» **Assignment**:
Every entry is to be written out word for word.

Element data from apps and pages
━━━━━━
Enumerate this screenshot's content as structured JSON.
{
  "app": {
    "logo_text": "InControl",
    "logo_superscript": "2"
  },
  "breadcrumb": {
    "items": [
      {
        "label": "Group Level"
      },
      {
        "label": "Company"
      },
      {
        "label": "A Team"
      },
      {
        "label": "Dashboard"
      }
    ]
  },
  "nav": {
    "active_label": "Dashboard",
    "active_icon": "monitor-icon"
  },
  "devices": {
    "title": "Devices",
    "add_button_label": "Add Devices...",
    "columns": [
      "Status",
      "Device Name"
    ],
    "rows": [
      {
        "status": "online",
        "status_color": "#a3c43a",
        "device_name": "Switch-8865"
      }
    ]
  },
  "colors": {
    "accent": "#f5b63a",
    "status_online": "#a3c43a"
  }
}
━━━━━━
» **Answer box**:
Enumerate this screenshot's content as structured JSON.
{
  "app": {
    "logo_text": "InControl",
    "logo_superscript": "2"
  },
  "breadcrumb": {
    "items": [
      {
        "label": "Group Level"
      },
      {
        "label": "Company"
      },
      {
        "label": "A Team"
      },
      {
        "label": "Dashboard"
      }
    ]
  },
  "nav": {
    "active_label": "Dashboard",
    "active_icon": "monitor-icon"
  },
  "devices": {
    "title": "Devices",
    "add_button_label": "Add Devices...",
    "columns": [
      "Status",
      "Device Name"
    ],
    "rows": [
      {
        "status": "online",
        "status_color": "#a3c43a",
        "device_name": "Switch-8865"
      }
    ]
  },
  "colors": {
    "accent": "#f5b63a",
    "status_online": "#a3c43a"
  }
}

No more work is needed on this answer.